Legal Research Strategy
This guide is intended for graduate level students and staff at the Harvard University who are interested in conducting basic legal research but do not have online access to the Westlaw, Lexis Advance or Bloomberg Law databases, which are restricted to Harvard Law School affiliates. Westlaw can be used at the HLS library.
Start your research by reading a legal book or article (often referred to as "secondary sources") before looking at the actual text of the law. Why? Books and articles will help you to identify the primary law (laws, cases and regulations) that applies to topic. Books and articles are also a valuable source of legal citations to the law. If you are not familiar with the legal topic, recently published books are the best place to start your research if you are looking an overview of current laws. To find a book, search in our catalog, HOLLIS. Harvard Law School Library, Secondary Sources include other useful secondary sources. The American Jurisprudence 2nd (legal encyclopedia) can be searched within Nexis Uni.
Finding a case, statute or regulation that appears to be applicable to your topic is not the end of your research. Primary law is not binding in every jurisdiction.In addition,cases can be overturned in the courts. Statutes and regulations can be repealed or expire. Use up-to-date secondary sources to see if the primary law is still in force.You may also have to conduct a "cite check" in a database like Nexis Uni to determine if a law, statute or regulation is still good law. Regulations can be checked using the Electronic Code of Federal Regulations (eCFR). Learn how with the E-CFR tutorial.
Searching for Articles in Law Reviews
The two databases listed below, Nexis-Uni and HeinOnline, are full text databases. The other four databases are indexes, with the last one to foreign legal periodicals. The Index to Legal Periodicals and Books, published by H.W. Wilson, was created by the American Association of Law Libraries. The AALL continued this index in print as the Current Law Index and LegalTrac is its expanded online version, published by Gale. HeinOnline Law Journal Library database contains several indexes and finding tools (select from list of journals). The four indexes differ in the number and types of documents indexed, links to full text, date range, and subject headings.
Use advanced search to search by topic or to search specific titles. Enter a term in "Search by PathFinder Subject" to bring all items indexed under that term. Alternatively, select Pathfinder subjects to browse subjects by text or interactive graphic. Pathfinder subjects and organizational hierarchy also appears in search results. How to Browse and Search with PathFinder video (about 5 min.)
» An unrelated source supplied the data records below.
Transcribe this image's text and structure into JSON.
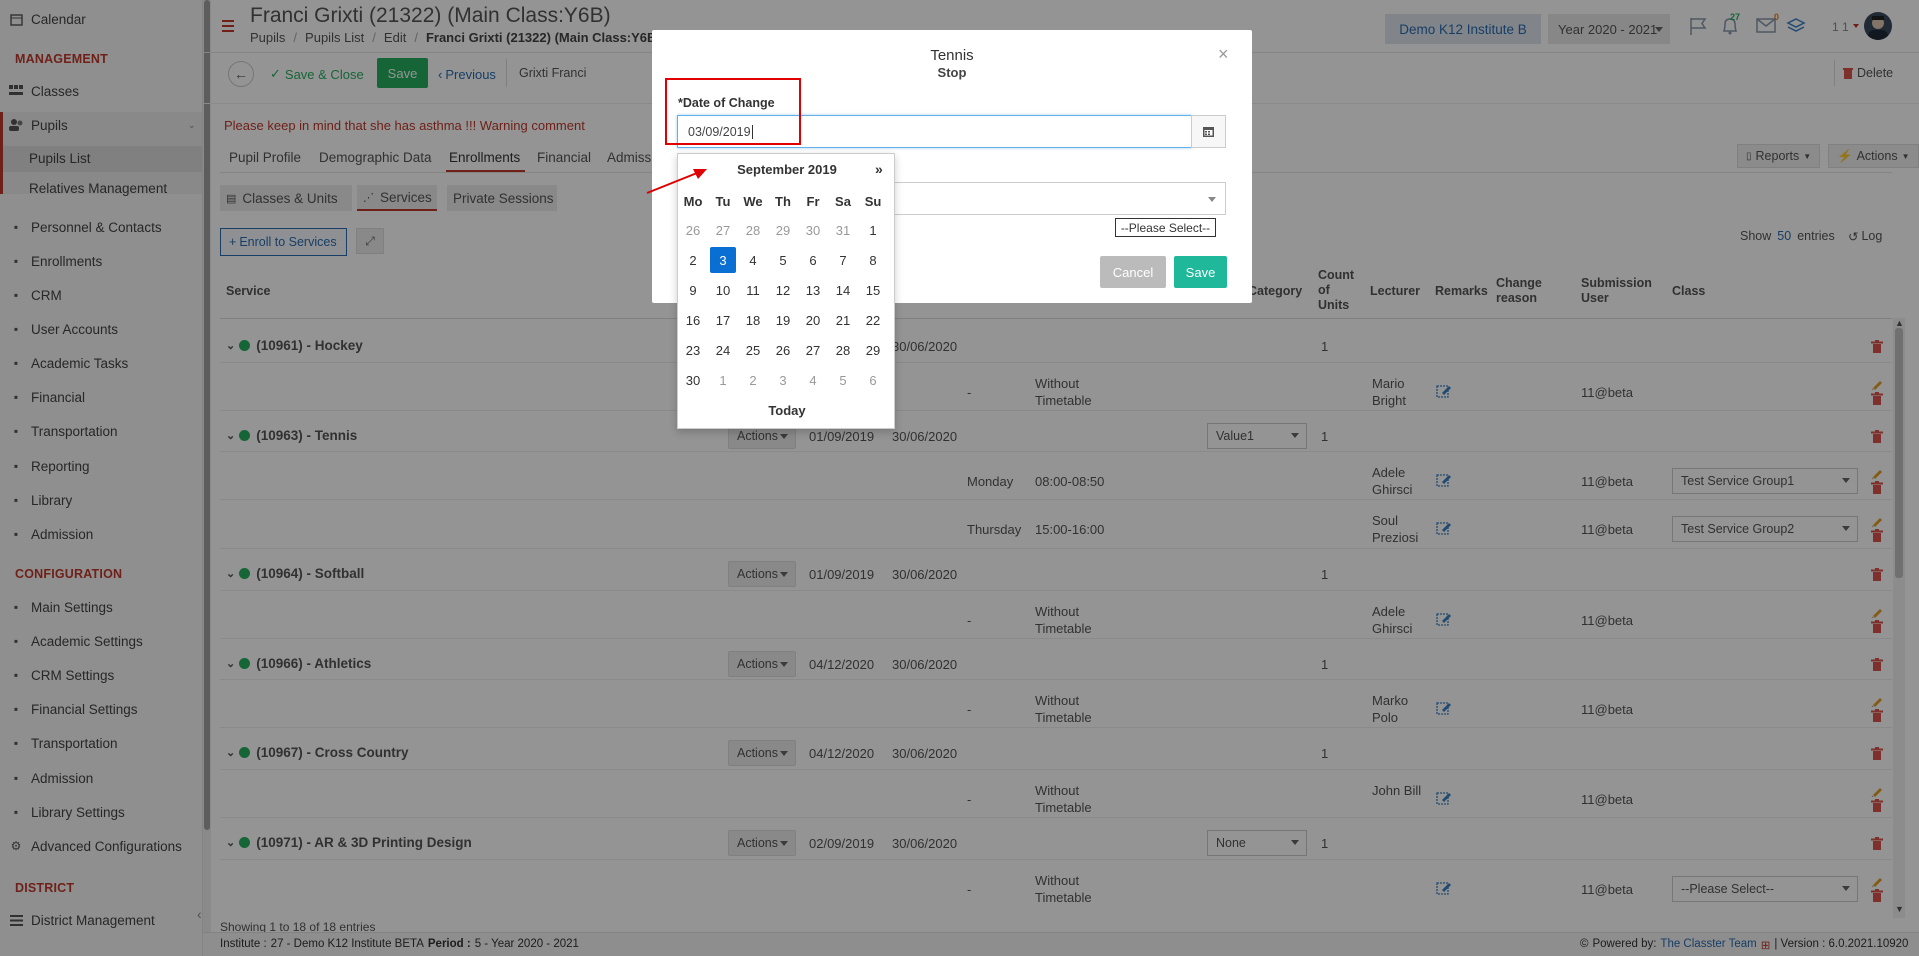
{
  "sidebar": {
    "top_item": {
      "label": "Calendar",
      "icon": "calendar-icon"
    },
    "management_header": "MANAGEMENT",
    "classes": "Classes",
    "pupils": "Pupils",
    "pupils_list": "Pupils List",
    "relatives": "Relatives Management",
    "items": [
      {
        "label": "Personnel & Contacts",
        "icon": "user-icon"
      },
      {
        "label": "Enrollments",
        "icon": "exchange-icon"
      },
      {
        "label": "CRM",
        "icon": "chart-icon"
      },
      {
        "label": "User Accounts",
        "icon": "key-icon"
      },
      {
        "label": "Academic Tasks",
        "icon": "grid-icon"
      },
      {
        "label": "Financial",
        "icon": "money-icon"
      },
      {
        "label": "Transportation",
        "icon": "bus-icon"
      },
      {
        "label": "Reporting",
        "icon": "print-icon"
      },
      {
        "label": "Library",
        "icon": "book-icon"
      },
      {
        "label": "Admission",
        "icon": "bank-icon"
      }
    ],
    "configuration_header": "CONFIGURATION",
    "config_items": [
      {
        "label": "Main Settings",
        "icon": "list-icon"
      },
      {
        "label": "Academic Settings",
        "icon": "sitemap-icon"
      },
      {
        "label": "CRM Settings",
        "icon": "chart-icon"
      },
      {
        "label": "Financial Settings",
        "icon": "money-icon"
      },
      {
        "label": "Transportation",
        "icon": "bus-icon"
      },
      {
        "label": "Admission",
        "icon": "bank-icon"
      },
      {
        "label": "Library Settings",
        "icon": "book-icon"
      },
      {
        "label": "Advanced Configurations",
        "icon": "gear-icon"
      }
    ],
    "district_header": "DISTRICT",
    "district_item": {
      "label": "District Management",
      "icon": "menu-icon"
    },
    "collapse_arrow": "‹"
  },
  "header": {
    "title": "Franci Grixti (21322) (Main Class:Y6B)",
    "breadcrumb": [
      "Pupils",
      "Pupils List",
      "Edit",
      "Franci Grixti (21322) (Main Class:Y6B)"
    ],
    "breadcrumb_sep": "/",
    "institute": "Demo K12 Institute B",
    "year": "Year 2020 - 2021",
    "badge_green": "27",
    "badge_orange": "0",
    "user": "1 1"
  },
  "toolbar": {
    "save_close": "Save & Close",
    "save": "Save",
    "previous": "Previous",
    "search_value": "Grixti Franci",
    "delete": "Delete"
  },
  "warning": "Please keep in mind that she has asthma !!! Warning comment",
  "tabs": [
    "Pupil Profile",
    "Demographic Data",
    "Enrollments",
    "Financial",
    "Admiss"
  ],
  "reports": "Reports",
  "actions": "Actions",
  "subtabs": [
    "Classes & Units",
    "Services",
    "Private Sessions"
  ],
  "enroll_button": "Enroll to Services",
  "show_label": "Show",
  "show_count": "50",
  "entries_label": "entries",
  "log_label": "Log",
  "columns": {
    "service": "Service",
    "category": "Category",
    "count": "Count of Units",
    "lecturer": "Lecturer",
    "remarks": "Remarks",
    "change": "Change reason",
    "submission": "Submission User",
    "class": "Class"
  },
  "services": [
    {
      "name": "(10961) - Hockey",
      "start": "",
      "end": "30/06/2020",
      "count": "1",
      "category": "",
      "subs": [
        {
          "day": "",
          "time": "",
          "without": "Without Timetable",
          "lecturer": "Mario Bright",
          "user": "11@beta",
          "cls": ""
        }
      ]
    },
    {
      "name": "(10963) - Tennis",
      "start": "01/09/2019",
      "end": "30/06/2020",
      "count": "1",
      "category": "Value1",
      "subs": [
        {
          "day": "Monday",
          "time": "08:00-08:50",
          "lecturer": "Adele Ghirsci",
          "user": "11@beta",
          "cls": "Test Service Group1"
        },
        {
          "day": "Thursday",
          "time": "15:00-16:00",
          "lecturer": "Soul Preziosi",
          "user": "11@beta",
          "cls": "Test Service Group2"
        }
      ]
    },
    {
      "name": "(10964) - Softball",
      "start": "01/09/2019",
      "end": "30/06/2020",
      "count": "1",
      "category": "",
      "subs": [
        {
          "dash": "-",
          "without": "Without Timetable",
          "lecturer": "Adele Ghirsci",
          "user": "11@beta"
        }
      ]
    },
    {
      "name": "(10966) - Athletics",
      "start": "04/12/2020",
      "end": "30/06/2020",
      "count": "1",
      "category": "",
      "subs": [
        {
          "dash": "-",
          "without": "Without Timetable",
          "lecturer": "Marko Polo",
          "user": "11@beta"
        }
      ]
    },
    {
      "name": "(10967) - Cross Country",
      "start": "04/12/2020",
      "end": "30/06/2020",
      "count": "1",
      "category": "",
      "subs": [
        {
          "dash": "-",
          "without": "Without Timetable",
          "lecturer": "John Bill",
          "user": "11@beta"
        }
      ]
    },
    {
      "name": "(10971) - AR & 3D Printing Design",
      "start": "02/09/2019",
      "end": "30/06/2020",
      "count": "1",
      "category": "None",
      "subs": [
        {
          "dash": "-",
          "without": "Without Timetable",
          "lecturer": "",
          "user": "11@beta",
          "cls": "--Please Select--"
        }
      ]
    }
  ],
  "row_actions": "Actions",
  "first_dash": "-",
  "showing": "Showing 1 to 18 of 18 entries",
  "footer": {
    "institute_label": "Institute :",
    "institute": "27 - Demo K12 Institute BETA",
    "period_label": "Period :",
    "period": "5 - Year 2020 - 2021",
    "powered": "Powered by:",
    "team": "The Classter Team",
    "version": "| Version : 6.0.2021.10920"
  },
  "modal": {
    "title": "Tennis",
    "subtitle": "Stop",
    "date_label": "*Date of Change",
    "date_value": "03/09/2019",
    "please_select": "--Please Select--",
    "cancel": "Cancel",
    "save": "Save",
    "close": "×"
  },
  "calendar": {
    "month": "September 2019",
    "next": "»",
    "dow": [
      "Mo",
      "Tu",
      "We",
      "Th",
      "Fr",
      "Sa",
      "Su"
    ],
    "weeks": [
      [
        "26",
        "27",
        "28",
        "29",
        "30",
        "31",
        "1"
      ],
      [
        "2",
        "3",
        "4",
        "5",
        "6",
        "7",
        "8"
      ],
      [
        "9",
        "10",
        "11",
        "12",
        "13",
        "14",
        "15"
      ],
      [
        "16",
        "17",
        "18",
        "19",
        "20",
        "21",
        "22"
      ],
      [
        "23",
        "24",
        "25",
        "26",
        "27",
        "28",
        "29"
      ],
      [
        "30",
        "1",
        "2",
        "3",
        "4",
        "5",
        "6"
      ]
    ],
    "selected": "3",
    "today": "Today"
  },
  "colors": {
    "accent_green": "#27ae60",
    "warning_red": "#c0392b",
    "selected_blue": "#0a6fd3",
    "annotation_red": "#e00000"
  }
}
General Legal Databases
These expansive databases include a combination of primary and secondary law resources.The terms "primary law" and "primary authority" in refer to categories of legal texts (statutes and codes, cases, regulations, and treaties) created by legislative bodies, courts, and agencies that taken together are the legal authorities that constitute "the law." In most cases, you should start with secondary sources such as law review articles or books to help you identify important primary law. Search in HOLLIS for books on your legal topic.
Legislative News & History
News & Tracking
Federal Laws & Regulations
Listing of what is available at govinfo and links to other legislative, executive and judicial process resources. The Catalog of U.S. Government Publications (CGP), a finding tool for government publications (from July 1976 -present), includes records for print and content available on govinfo and links to govinfo for access to these publications.
States Laws and Regulations
For additional sources, visit the Harvard Law School Comparing State Laws and Constitutions research guide.
City/County Codes & Ordinances
There is no easy way to search all municipal codes at the same time. This HKS Library Fast Answer provides detailed instructions for locating municipal ordinances or codes in Nexis Uni. Please note that major metropolitan areas may have town, city and/or county ordinances that apply depending on what part of the metropolitan area you are researching. In some areas, you may have county and city codes that apply.
Search for reputable NGOs and think tanks in your policy area as they may have expert practionerys that monitor changes to state and local code.
Other free resources that provide access to ordinances/codes are listed below:
Foreign & International
Foreign & International Law
Other HKS Library Research Guides
Research Guides from other Harvard Libraries
Law Librarians at the Harvard Law Library have authored a large number of specialized legal research guides on topics of interest to members of the Harvard Law School community. They can be viewed at http://guides.library.harvard.edu/law
Some introductory legal research guides are highlighted below:
Non-Harvard State Legal Research Guides
These guides will provide links to their own catalogs or login pages. Check HOLLIS to see if the resources are available to access the content.